The main difference between speed jigging or diamond jigging compared to slow pitch jigging is the technique in which you work the jig. Slow pitch jigging defines the use of a moderate action rod that absorbs head shakes from the assist hooks to the jig, decreasing the odds of a fish shaking the hook. You want to start by using the lightest jig possible. Free spool the jig down to the bottom. If you feel that you hit the bottom too fast or the descent never stopped, set the hook and start reeling. Ninety-percent of the time, the fish will eat this jig on the fall. Once you hit the bottom, close the bail or engage your reel and begin making long sweeps upward with the rod. You can jig as hard or as soft as you want or find comfortable. As long as you give the jig slack on the fall, you will be giving it all the action you need. I find that a moderate jigging speed is best, too slow and they have too long to look at it, too fast and you may spook the fish. If your line begins to scope within the first 10 jigs, reel up and grab a heavier jig. If your jig still won’t hold vertical or somewhat under the boat, try casting up current, so that by the time you are in the strike zone your jig is vertical.

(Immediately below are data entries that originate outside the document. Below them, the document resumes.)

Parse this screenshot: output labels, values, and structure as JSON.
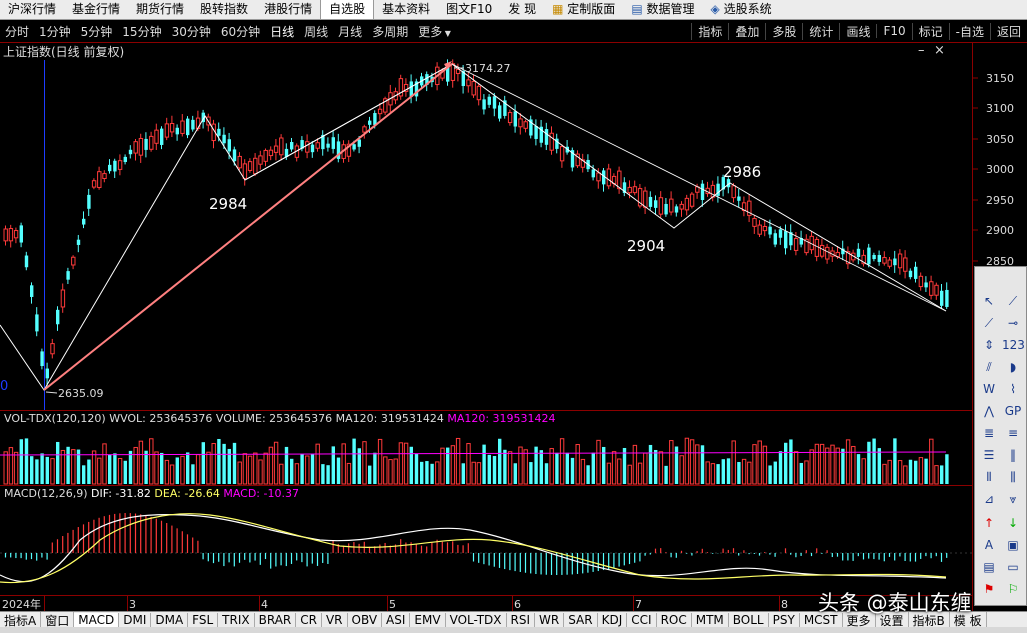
{
  "top_menu": [
    "沪深行情",
    "基金行情",
    "期货行情",
    "股转指数",
    "港股行情",
    "自选股",
    "基本资料",
    "图文F10",
    "发 现",
    "定制版面",
    "数据管理",
    "选股系统"
  ],
  "toolbar": {
    "periods": [
      "分时",
      "1分钟",
      "5分钟",
      "15分钟",
      "30分钟",
      "60分钟",
      "日线",
      "周线",
      "月线",
      "多周期",
      "更多"
    ],
    "active_period": "日线",
    "right_items": [
      "指标",
      "叠加",
      "多股",
      "统计",
      "画线",
      "F10",
      "标记",
      "-自选",
      "返回"
    ]
  },
  "title": "上证指数(日线 前复权)",
  "window_controls": {
    "minimize": "–",
    "close": "×"
  },
  "y_axis": [
    "3150",
    "3100",
    "3050",
    "3000",
    "2950",
    "2900",
    "2850"
  ],
  "annotations": {
    "high_label": "3174.27",
    "low_label": "2635.09",
    "point_a": "2984",
    "point_b": "2904",
    "point_c": "2986",
    "left_axis_zero": "0"
  },
  "volume_legend": {
    "name": "VOL-TDX(120,120)",
    "wvol": "WVOL: 253645376",
    "volume": "VOLUME: 253645376",
    "ma120a": "MA120: 319531424",
    "ma120b": "MA120: 319531424"
  },
  "macd_legend": {
    "name": "MACD(12,26,9)",
    "dif": "DIF: -31.82",
    "dea": "DEA: -26.64",
    "macd": "MACD: -10.37"
  },
  "date_axis": [
    "2024年",
    "3",
    "4",
    "5",
    "6",
    "7",
    "8"
  ],
  "bottom_tabs": [
    "指标A",
    "窗口",
    "MACD",
    "DMI",
    "DMA",
    "FSL",
    "TRIX",
    "BRAR",
    "CR",
    "VR",
    "OBV",
    "ASI",
    "EMV",
    "VOL-TDX",
    "RSI",
    "WR",
    "SAR",
    "KDJ",
    "CCI",
    "ROC",
    "MTM",
    "BOLL",
    "PSY",
    "MCST",
    "更多",
    "设置",
    "指标B",
    "模 板"
  ],
  "watermark": "头条 @泰山东缠",
  "colors": {
    "up": "#ff3a3a",
    "down": "#54ffff",
    "trend_white": "#ffffff",
    "trend_pink": "#ff8080",
    "axis_blue": "#1e3cff",
    "ma120": "#ff00ff",
    "frame": "#8b0000"
  }
}
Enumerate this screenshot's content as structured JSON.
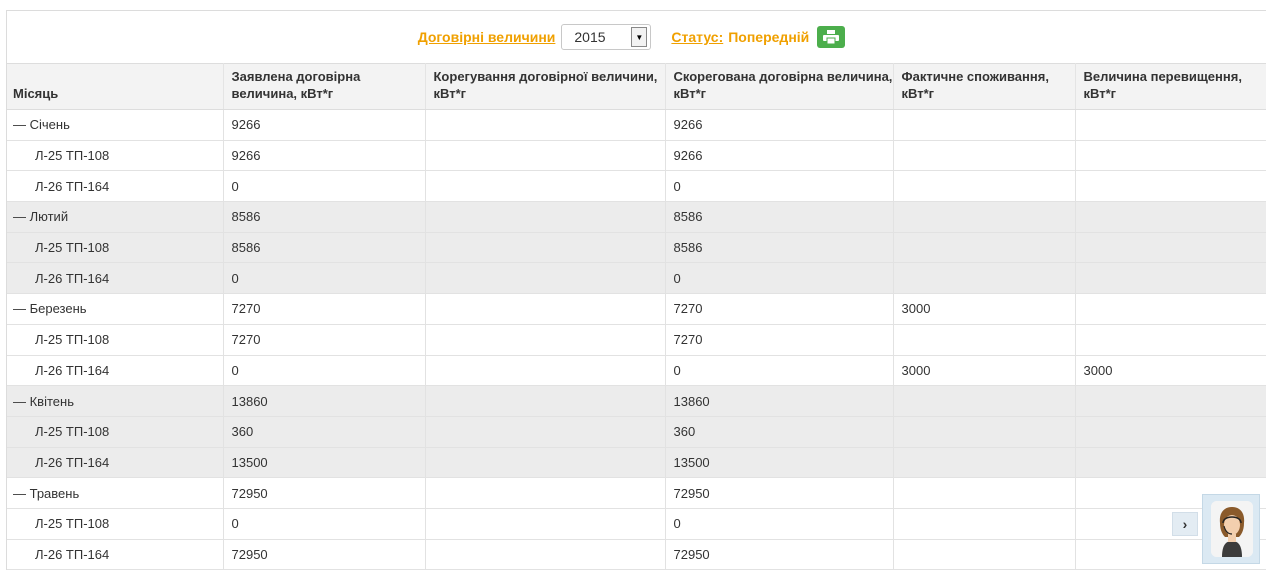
{
  "toolbar": {
    "contract_link": "Договірні величини",
    "year": "2015",
    "status_label": "Статус:",
    "status_value": "Попередній",
    "print_icon": "printer-icon"
  },
  "table": {
    "headers": [
      "Місяць",
      "Заявлена договірна величина, кВт*г",
      "Корегування договірної величини, кВт*г",
      "Скорегована договірна величина, кВт*г",
      "Фактичне споживання, кВт*г",
      "Величина перевищення, кВт*г"
    ],
    "rows": [
      {
        "cells": [
          "— Січень",
          "9266",
          "",
          "9266",
          "",
          ""
        ]
      },
      {
        "cells": [
          "Л-25 ТП-108",
          "9266",
          "",
          "9266",
          "",
          ""
        ]
      },
      {
        "cells": [
          "Л-26 ТП-164",
          "0",
          "",
          "0",
          "",
          ""
        ]
      },
      {
        "cells": [
          "— Лютий",
          "8586",
          "",
          "8586",
          "",
          ""
        ]
      },
      {
        "cells": [
          "Л-25 ТП-108",
          "8586",
          "",
          "8586",
          "",
          ""
        ]
      },
      {
        "cells": [
          "Л-26 ТП-164",
          "0",
          "",
          "0",
          "",
          ""
        ]
      },
      {
        "cells": [
          "— Березень",
          "7270",
          "",
          "7270",
          "3000",
          ""
        ]
      },
      {
        "cells": [
          "Л-25 ТП-108",
          "7270",
          "",
          "7270",
          "",
          ""
        ]
      },
      {
        "cells": [
          "Л-26 ТП-164",
          "0",
          "",
          "0",
          "3000",
          "3000"
        ]
      },
      {
        "cells": [
          "— Квітень",
          "13860",
          "",
          "13860",
          "",
          ""
        ]
      },
      {
        "cells": [
          "Л-25 ТП-108",
          "360",
          "",
          "360",
          "",
          ""
        ]
      },
      {
        "cells": [
          "Л-26 ТП-164",
          "13500",
          "",
          "13500",
          "",
          ""
        ]
      },
      {
        "cells": [
          "— Травень",
          "72950",
          "",
          "72950",
          "",
          ""
        ]
      },
      {
        "cells": [
          "Л-25 ТП-108",
          "0",
          "",
          "0",
          "",
          ""
        ]
      },
      {
        "cells": [
          "Л-26 ТП-164",
          "72950",
          "",
          "72950",
          "",
          ""
        ]
      }
    ]
  },
  "chat": {
    "toggle_icon": "chevron-right-icon",
    "avatar_icon": "support-agent-avatar"
  },
  "colors": {
    "accent": "#f0a000",
    "print_button": "#4cae4c",
    "header_bg": "#f3f3f3",
    "month_row_bg": "#ececec"
  }
}
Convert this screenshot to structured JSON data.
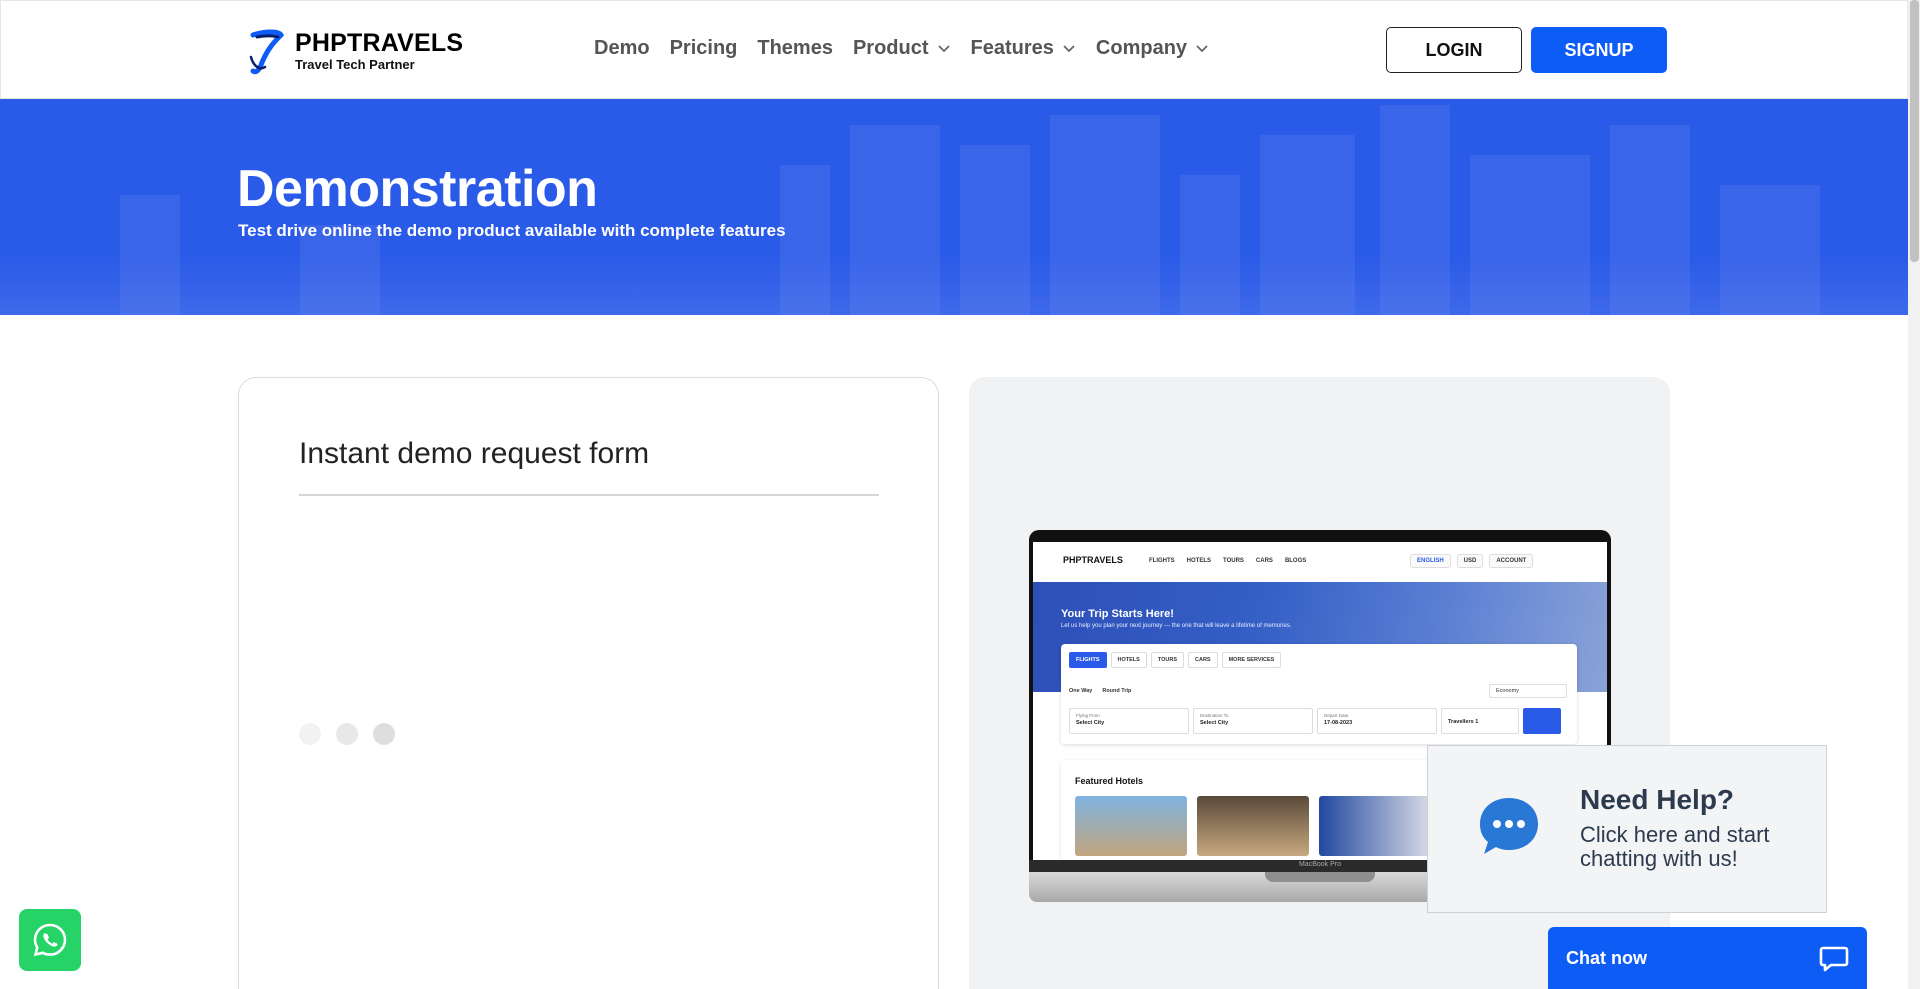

I find that I usually hook up to a fish within the first 10 jigs, so expect to be consistently hooking fish. When it comes to the hookset, you basically just keep the jigging motion going, and begin reeling down on the fish when you finish the sweep of the rod. It is crucial that you do not horse these fish in, the smaller hooks and heavy jig ‘between’ you and the fish will result in lost fish if you do. Just a steady crank is ideal.
The most important part is having fun, make sure your setup is light enough to jig all day, but has enough backbone to handle a jumbo!